Yet for as long as I’ve been a coach and a member of ICF, I’ve struggled with what I see as an obstacle to adopting some of these competencies in my work. My struggle came out during the teleclass in the form of a question about “new invention.” To me, new invention (or call it innovation) is the “breakthrough” we so want to see happen for our clients, the often-instantaneous shift from one level of perspective and perception to a new, unanticipated, and therefore previously undefinable level – yet a level which then instantly allows new choices and new ways of being.
My dilemma centers around the following distinction: If coaching is client-directed process, and if part of its client-directedness includes that the client defines both the desired outcome of the coaching session and the measures by which he/she will know those outcomes are achieved, then where is there room for innovation and/or breakthrough? Where is the room for something that could not be known or anticipated ahead of time, and whose measures could not be thought out ahead of time simply because there is nothing to measure against? That is the focus of my coaching.
A suggestion was made about becoming more intimate with the competencies. I don’t want to become intimate with the competencies; I want to become intimate with the potential my client represents, and I will follow that conversation wherever it may lead, whether it includes the competencies or not. So I’m left wondering if I’m just a bad coach, if I’m not a coach at all, or whether (as I hope) there is a way to reconcile this within the prescribed competencies. I’m very open to finding that place.
In the meantime, I will continue to focus with my clients on what I call transformation, helping them become not only who they think they can be, but also who they never thought they could be. I want the space created by my coaching conversations to become crucibles for that kind of alchemy. This often means they will notknow where they want to go next or have a way to measure it before we embark on the trail. I admit there are times when I’m left thinking: “There’s a pony somewhere in this poop, and it’s up to us to find it.” On better days, it’s more like being lost in the jungle, knowing that only our combined thought processes can light our way. For, me this is the joy of coaching.

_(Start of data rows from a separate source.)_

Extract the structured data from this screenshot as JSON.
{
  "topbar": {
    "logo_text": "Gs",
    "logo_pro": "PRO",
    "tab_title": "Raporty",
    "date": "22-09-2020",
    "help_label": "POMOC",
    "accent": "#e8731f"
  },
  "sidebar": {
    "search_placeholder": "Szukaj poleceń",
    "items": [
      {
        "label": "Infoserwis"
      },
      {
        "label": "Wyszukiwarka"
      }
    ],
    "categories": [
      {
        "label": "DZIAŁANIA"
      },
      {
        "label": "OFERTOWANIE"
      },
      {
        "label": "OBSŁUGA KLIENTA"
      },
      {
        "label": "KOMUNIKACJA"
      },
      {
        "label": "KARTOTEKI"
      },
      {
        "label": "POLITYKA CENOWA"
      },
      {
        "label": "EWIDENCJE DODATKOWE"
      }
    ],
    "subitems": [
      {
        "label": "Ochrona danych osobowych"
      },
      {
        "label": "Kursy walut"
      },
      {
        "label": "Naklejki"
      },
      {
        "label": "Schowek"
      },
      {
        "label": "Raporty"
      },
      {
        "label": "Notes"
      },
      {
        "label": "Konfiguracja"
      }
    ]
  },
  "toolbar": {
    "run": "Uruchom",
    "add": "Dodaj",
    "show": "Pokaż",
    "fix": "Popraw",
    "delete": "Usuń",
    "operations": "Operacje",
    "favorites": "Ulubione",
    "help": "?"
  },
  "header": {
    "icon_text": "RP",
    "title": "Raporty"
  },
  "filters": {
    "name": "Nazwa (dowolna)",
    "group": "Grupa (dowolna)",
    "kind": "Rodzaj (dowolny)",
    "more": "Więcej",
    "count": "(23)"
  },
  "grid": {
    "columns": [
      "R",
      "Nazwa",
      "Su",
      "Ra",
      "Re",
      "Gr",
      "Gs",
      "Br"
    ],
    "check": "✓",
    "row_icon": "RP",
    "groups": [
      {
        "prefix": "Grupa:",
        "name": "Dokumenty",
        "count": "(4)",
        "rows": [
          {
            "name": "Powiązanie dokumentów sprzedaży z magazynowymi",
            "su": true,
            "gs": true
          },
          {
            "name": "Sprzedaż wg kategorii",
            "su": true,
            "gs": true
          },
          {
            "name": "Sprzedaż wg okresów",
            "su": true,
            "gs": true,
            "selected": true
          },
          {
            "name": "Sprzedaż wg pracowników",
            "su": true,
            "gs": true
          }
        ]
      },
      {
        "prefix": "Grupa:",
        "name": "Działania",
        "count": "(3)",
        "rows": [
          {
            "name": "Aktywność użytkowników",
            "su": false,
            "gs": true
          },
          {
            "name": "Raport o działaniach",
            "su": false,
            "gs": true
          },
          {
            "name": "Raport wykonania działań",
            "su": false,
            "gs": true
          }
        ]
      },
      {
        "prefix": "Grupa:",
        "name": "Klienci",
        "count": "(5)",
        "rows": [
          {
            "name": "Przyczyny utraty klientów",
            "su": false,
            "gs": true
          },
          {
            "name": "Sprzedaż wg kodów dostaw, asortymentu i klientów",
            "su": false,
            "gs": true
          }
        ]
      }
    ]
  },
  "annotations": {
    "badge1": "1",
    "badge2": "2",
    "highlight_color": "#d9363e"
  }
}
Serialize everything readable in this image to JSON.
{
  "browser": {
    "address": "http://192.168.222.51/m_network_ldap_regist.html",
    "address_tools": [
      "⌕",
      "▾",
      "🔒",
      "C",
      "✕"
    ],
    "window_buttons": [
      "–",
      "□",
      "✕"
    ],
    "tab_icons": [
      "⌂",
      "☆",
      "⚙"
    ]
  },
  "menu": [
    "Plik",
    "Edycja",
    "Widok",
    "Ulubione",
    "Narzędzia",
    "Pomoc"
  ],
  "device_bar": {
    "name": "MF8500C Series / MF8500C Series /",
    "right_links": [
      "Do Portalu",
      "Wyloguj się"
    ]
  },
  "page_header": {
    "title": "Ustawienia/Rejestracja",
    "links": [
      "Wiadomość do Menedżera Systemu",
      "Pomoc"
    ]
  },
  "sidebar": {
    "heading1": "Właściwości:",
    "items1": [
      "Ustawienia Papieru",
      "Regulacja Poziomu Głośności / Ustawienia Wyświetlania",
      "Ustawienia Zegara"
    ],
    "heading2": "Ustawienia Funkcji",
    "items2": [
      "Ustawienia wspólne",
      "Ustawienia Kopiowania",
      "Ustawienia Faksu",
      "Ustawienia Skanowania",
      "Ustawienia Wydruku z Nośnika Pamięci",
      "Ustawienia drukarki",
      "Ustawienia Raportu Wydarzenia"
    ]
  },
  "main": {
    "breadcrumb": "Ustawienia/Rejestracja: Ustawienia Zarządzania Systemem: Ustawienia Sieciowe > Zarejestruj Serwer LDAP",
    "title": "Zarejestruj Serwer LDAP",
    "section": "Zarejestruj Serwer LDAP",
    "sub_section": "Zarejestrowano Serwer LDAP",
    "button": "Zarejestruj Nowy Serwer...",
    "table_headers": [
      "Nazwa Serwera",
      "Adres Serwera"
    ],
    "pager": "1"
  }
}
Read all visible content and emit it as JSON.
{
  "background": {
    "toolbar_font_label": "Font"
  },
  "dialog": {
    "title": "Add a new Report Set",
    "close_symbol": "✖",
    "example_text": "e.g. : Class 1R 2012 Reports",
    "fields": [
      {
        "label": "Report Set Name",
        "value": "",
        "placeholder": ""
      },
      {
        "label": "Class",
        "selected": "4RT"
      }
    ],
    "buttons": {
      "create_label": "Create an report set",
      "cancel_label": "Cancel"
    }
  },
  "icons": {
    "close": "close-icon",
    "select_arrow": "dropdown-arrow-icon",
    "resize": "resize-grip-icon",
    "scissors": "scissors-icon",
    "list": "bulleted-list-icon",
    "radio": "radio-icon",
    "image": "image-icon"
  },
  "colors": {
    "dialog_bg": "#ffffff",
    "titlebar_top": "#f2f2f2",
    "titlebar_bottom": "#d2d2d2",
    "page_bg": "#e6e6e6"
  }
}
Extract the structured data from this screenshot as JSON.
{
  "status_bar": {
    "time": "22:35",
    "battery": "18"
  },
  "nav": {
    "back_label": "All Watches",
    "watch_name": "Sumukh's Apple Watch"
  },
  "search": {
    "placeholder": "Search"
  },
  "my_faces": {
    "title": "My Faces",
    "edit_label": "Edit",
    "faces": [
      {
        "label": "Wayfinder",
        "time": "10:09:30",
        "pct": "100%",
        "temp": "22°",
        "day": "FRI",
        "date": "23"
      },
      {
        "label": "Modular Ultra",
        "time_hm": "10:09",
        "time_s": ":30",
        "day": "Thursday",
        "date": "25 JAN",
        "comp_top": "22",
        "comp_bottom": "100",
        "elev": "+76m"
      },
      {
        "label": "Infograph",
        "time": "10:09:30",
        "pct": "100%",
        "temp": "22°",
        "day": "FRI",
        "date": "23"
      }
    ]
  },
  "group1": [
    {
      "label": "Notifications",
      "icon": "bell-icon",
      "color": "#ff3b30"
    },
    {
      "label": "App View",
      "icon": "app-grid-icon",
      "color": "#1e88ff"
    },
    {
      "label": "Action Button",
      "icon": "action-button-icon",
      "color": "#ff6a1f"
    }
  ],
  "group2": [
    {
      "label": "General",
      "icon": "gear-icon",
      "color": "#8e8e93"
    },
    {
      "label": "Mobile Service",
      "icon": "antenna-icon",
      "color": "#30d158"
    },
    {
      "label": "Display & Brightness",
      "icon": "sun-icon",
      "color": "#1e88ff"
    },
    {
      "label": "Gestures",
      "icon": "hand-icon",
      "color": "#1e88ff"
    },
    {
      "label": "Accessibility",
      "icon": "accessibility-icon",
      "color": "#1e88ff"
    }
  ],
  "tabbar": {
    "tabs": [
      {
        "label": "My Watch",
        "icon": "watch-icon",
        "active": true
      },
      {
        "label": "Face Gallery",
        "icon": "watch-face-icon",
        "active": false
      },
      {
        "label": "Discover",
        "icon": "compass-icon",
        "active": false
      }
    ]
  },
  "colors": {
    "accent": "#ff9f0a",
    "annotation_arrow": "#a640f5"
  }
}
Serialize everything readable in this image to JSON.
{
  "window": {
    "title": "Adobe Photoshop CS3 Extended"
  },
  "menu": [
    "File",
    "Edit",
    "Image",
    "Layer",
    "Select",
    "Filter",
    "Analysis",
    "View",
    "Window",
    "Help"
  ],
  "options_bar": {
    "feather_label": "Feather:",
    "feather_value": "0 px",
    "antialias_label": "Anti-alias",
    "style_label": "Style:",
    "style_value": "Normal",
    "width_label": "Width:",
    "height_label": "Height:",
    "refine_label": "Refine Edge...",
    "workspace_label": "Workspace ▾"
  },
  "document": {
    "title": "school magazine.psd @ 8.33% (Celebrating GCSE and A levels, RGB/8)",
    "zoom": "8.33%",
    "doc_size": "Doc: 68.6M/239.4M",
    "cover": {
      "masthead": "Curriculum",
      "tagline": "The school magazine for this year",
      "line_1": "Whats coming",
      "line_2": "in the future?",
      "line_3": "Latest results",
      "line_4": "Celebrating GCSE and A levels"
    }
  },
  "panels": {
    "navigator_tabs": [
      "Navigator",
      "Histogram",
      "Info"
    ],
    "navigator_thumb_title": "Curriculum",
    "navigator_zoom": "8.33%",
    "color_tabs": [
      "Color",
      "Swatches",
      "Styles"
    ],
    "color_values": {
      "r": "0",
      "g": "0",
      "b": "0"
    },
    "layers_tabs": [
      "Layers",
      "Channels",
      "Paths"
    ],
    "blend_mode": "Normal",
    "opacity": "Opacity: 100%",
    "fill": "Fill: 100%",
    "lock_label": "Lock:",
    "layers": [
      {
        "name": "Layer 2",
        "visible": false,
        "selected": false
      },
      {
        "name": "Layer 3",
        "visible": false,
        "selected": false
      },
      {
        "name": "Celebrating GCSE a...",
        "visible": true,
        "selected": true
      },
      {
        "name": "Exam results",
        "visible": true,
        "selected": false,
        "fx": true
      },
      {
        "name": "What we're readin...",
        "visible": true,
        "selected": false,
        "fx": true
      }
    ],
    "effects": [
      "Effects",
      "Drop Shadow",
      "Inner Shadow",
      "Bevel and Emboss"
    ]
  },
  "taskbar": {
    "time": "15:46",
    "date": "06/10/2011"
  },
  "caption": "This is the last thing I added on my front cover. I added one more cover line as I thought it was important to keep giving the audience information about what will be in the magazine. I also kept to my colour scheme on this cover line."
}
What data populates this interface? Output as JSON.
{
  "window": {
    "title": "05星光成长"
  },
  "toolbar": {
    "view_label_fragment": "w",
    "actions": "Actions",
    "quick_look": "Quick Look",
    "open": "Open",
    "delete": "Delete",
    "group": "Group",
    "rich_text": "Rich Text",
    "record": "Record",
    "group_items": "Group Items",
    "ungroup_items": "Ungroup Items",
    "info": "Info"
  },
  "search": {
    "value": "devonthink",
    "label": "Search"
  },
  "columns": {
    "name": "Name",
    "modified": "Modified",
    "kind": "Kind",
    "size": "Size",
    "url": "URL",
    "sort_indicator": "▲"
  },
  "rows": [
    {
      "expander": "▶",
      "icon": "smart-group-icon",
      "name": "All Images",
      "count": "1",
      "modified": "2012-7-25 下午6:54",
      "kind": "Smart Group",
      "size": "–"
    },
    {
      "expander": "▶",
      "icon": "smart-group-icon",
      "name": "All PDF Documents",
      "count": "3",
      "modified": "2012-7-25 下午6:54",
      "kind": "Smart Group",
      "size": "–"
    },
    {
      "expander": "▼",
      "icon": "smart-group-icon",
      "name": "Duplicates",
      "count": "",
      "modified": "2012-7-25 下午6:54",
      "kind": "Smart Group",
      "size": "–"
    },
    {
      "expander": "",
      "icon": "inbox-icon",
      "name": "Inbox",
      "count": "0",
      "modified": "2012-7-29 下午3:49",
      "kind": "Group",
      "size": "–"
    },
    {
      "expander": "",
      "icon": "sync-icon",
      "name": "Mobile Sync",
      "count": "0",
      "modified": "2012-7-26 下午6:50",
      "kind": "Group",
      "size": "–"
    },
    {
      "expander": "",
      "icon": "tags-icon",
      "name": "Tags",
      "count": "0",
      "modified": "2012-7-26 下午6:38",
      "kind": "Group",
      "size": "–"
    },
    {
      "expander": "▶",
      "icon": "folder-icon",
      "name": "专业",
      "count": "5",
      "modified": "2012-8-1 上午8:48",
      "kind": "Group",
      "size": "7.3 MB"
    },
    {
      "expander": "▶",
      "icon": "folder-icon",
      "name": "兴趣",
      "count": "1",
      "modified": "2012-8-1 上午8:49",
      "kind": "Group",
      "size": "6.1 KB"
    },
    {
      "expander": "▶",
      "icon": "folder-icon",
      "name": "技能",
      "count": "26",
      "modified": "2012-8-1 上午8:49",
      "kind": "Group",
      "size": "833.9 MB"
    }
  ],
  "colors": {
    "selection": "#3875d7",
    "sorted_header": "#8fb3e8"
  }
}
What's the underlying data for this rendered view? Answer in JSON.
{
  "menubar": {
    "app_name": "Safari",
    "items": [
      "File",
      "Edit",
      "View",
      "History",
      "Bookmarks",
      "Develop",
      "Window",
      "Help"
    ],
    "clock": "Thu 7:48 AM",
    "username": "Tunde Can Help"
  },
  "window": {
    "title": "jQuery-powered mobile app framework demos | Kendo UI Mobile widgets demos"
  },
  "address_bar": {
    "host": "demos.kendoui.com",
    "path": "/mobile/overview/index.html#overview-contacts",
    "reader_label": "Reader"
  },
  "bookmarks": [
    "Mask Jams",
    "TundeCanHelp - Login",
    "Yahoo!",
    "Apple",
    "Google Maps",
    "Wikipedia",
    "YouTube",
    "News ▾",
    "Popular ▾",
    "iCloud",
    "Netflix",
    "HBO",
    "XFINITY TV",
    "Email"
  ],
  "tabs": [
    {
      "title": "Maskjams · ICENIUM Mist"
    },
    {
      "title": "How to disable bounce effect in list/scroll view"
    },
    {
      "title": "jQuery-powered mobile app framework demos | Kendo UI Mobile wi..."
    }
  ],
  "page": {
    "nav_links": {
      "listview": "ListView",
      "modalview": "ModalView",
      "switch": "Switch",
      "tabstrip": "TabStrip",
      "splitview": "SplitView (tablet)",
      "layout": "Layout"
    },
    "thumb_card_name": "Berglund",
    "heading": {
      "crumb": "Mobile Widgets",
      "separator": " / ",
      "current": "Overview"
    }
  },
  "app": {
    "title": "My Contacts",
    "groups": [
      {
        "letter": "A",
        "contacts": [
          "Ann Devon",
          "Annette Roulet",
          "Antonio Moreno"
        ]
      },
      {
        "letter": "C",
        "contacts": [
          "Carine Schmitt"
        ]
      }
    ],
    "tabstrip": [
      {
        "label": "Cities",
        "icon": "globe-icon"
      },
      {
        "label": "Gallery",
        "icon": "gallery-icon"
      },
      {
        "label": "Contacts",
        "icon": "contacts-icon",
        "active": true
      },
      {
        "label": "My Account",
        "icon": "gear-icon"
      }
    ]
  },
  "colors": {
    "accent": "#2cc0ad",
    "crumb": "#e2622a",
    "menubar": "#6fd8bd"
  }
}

If you’d like a more in-depth view of these ideas, please see my newsletter on or after November 1st, 2012.
Bradford Glass, PCC
The Road Not Taken
Brad is a board member of ICFNE